Everything I Never Told You by Celeste Ng

My mom has a knack for finding powerful pieces of fiction, and gave me this book. It’s deep, and dark. Somewhat reminiscent of Middlesex by Jeffrey Eugenides. For those that are interested in human behavior and the impact of race and death on families, this is a powerful read.

The Functional Art by Alberto Cairo

Cairo is a major name in the field of data visualization. He began his career in Brazil and grew to manage some of the most impressive graphics desks in the world. This book is my first recommendation to anyone interested in creating visualizations. I have a copy on my desk at work and reference it regularly. He masterfully manages to break down research into how the human brain processes information into applicable instructions for how to apply that knowledge to creating visualizations. Highly recommended.

The Lightning Thief by Rick Riordan

As a 5th grade teacher, all of my students read this series.

The Sea of Monsters by Rick Riordan

The Titan’s Curse by Rick Riordan

A Walk in the Woods by Bill Bryson

Last year, Bryson’s A Short History of Nearly Everything won my best book award. I wanted to explore some of his other work, and this one aligns with one of my hobbies, backpacking. Bryson decides he is going to hike the Appalachian Trail (AT), despite little camping experience, or much preparation. For those interested in a thru-hike at some point, but are concerned about their lack of experience, reading Bryson is necessary.

I Will Teach You to be Rich by Ramit Sethi

After reading The Richest Man in Babylon, I recommend reading this. Sethi outlines how to financially plan for real humans. Everyone knows to set a budget, and tries to cut down on unnecessary expenses. Sethi takes a slightly different approach and suggests we work with our natural human behaviors, by suggesting we automate everything we can, clarify our needs and expectations, and then not to worry about the rest. Where Babylon is a helpful conceptual primer, Sethi’s book is a step-by-step guide.

Pirkei Avot by the Mishnaic Rabbis

I try to read something about spirituality or religion each year, to better understand myself and the people of the world. Unlike many other Jewish texts, this is almost entirely about ethics rather than the laws of Judaism.
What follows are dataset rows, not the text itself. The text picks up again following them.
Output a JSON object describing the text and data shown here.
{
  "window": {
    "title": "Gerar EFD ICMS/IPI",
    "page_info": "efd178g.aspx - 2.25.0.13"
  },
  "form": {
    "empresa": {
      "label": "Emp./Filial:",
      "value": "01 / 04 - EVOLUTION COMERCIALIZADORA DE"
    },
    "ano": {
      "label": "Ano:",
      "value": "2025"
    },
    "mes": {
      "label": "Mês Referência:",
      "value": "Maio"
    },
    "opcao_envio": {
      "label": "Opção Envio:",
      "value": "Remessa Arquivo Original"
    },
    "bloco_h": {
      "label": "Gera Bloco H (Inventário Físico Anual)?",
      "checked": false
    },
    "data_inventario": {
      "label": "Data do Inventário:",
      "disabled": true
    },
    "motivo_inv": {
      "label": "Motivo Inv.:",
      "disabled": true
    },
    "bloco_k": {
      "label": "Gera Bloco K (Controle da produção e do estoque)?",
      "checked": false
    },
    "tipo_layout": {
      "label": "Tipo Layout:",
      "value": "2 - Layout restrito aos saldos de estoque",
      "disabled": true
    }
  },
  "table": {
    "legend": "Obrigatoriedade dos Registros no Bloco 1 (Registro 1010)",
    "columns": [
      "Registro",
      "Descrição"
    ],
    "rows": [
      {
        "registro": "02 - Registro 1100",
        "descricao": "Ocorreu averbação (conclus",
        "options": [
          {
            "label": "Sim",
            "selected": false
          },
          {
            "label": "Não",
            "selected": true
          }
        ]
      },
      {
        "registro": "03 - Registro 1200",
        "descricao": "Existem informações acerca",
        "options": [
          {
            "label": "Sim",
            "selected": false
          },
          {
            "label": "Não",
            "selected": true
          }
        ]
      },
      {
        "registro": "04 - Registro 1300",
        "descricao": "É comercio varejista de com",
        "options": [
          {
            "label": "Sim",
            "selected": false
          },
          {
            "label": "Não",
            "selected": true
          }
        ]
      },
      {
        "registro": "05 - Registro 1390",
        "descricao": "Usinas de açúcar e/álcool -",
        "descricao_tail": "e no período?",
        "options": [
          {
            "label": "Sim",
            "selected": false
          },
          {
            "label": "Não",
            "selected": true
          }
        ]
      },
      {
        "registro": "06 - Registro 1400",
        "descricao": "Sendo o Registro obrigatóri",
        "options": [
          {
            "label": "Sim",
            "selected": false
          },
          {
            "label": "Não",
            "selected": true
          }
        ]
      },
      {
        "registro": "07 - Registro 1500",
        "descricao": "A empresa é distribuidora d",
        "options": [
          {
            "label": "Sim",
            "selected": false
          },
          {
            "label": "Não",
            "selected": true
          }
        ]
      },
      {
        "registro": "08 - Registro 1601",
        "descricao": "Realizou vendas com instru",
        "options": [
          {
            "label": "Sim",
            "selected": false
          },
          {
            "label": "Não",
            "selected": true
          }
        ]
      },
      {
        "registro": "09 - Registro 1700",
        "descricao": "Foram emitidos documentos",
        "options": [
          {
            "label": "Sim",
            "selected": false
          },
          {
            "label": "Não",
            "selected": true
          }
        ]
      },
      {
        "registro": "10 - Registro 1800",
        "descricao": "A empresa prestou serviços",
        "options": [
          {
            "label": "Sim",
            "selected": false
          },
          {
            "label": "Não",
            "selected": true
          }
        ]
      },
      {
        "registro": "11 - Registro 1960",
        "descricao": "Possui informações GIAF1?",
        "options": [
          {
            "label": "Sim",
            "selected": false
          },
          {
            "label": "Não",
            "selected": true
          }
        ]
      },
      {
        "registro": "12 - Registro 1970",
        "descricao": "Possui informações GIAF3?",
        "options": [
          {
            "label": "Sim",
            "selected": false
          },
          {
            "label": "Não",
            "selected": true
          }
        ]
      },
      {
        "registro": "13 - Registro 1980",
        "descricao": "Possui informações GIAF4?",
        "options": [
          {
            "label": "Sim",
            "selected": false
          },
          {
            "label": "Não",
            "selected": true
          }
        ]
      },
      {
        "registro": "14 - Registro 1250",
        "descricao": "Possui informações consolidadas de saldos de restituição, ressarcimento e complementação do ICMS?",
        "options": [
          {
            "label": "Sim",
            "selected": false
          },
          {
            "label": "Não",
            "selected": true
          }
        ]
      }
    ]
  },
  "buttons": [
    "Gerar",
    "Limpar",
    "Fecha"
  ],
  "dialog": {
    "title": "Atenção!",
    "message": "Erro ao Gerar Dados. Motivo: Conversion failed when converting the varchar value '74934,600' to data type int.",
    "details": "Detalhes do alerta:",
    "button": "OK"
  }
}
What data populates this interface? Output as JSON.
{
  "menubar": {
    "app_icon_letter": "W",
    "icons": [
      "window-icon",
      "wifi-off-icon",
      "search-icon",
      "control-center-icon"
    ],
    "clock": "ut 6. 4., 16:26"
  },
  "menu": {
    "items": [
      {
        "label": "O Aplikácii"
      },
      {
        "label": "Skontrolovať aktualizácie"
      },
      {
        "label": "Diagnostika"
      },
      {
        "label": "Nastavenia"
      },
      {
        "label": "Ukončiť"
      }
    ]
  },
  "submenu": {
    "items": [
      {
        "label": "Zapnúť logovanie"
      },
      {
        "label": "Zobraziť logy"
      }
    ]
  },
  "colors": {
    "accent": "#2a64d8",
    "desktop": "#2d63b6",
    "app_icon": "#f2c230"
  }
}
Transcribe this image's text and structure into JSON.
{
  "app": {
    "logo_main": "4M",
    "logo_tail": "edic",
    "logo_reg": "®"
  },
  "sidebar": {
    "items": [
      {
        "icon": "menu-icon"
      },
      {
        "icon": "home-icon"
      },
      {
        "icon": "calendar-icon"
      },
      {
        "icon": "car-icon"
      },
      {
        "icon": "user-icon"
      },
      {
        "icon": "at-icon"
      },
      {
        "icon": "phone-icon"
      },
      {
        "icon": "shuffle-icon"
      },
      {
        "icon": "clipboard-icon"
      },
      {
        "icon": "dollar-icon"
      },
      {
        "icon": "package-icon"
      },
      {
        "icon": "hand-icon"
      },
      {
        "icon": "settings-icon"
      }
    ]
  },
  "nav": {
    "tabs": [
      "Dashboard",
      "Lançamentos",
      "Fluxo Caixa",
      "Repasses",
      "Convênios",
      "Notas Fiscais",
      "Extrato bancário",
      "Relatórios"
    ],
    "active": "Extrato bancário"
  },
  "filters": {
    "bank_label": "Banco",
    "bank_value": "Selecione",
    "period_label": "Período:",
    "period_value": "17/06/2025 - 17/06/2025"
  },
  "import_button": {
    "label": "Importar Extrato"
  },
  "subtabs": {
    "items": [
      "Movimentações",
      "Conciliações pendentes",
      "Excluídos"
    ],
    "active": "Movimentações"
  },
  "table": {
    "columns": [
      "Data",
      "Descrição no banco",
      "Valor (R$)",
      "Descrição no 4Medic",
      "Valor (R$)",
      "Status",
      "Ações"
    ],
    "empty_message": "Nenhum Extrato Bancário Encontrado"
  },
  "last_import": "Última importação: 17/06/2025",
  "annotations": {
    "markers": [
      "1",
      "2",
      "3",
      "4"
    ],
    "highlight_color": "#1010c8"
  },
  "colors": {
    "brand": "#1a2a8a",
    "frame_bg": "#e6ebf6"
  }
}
Sprint by Jake Knapp

Last year, I took on a role in technology at my company. Technically an Implementation Manager, my responsibilities are very similar to that of a Product Manager. I help bring business needs, customer needs, and technology to a workable harmony. With the rise of Agile Methodologies in software development and project management philosophies, the concept of a “sprint” is popular. The idea is to timebox yourself and your work to solve problems quickly. The team at Google Ventures needed to do this a lot with the startups Google was working with, and the leaders of that team wrote a book about how to do it well.

Man’s Search for Meaning by Viktor Frankl

Dream Work by Mary Oliver

Poetry is great.

Go Set a Watchman by Harper Lee

It was worth the read simply to see the story I enjoyed with To Kill a Mockingbird continue. Other than that, it was not particularly great.

Peace in Every Step by Thich Nhat Hahn

One of my favorite lines and inspirational ideas, “Walk like you are kissing the earth with your feet,” comes from this book. Mindfulness is hard. Being aware of who we are, how we are behaving, where we are, at all times is tough. Buddhist philosophy can be difficult to grasp. Some ideas resonate with us, others are simply confusing, and some just seem trivial. This idea to kiss the earth with my feet resonates with me.

The Elegant Universe by Brian Greene

For anyone interested in slightly more advanced astrophysics, this is a good read.

Middlesex by Jeffrey Eugenides

Another fantastic recommendation from my mother. The novel explores the varieties of human experience and the complexities that arise when our experience deviates from social norms.

In Milton Lumkey Territory by Phillip K. Dick


2016 Book Awards

Best Overall: A Walk in the Woods by Bill Bryson

Most Useful: The Functional Art by Alberto Cairo

Best Fiction: Middlesex by Jeffrey Eugenides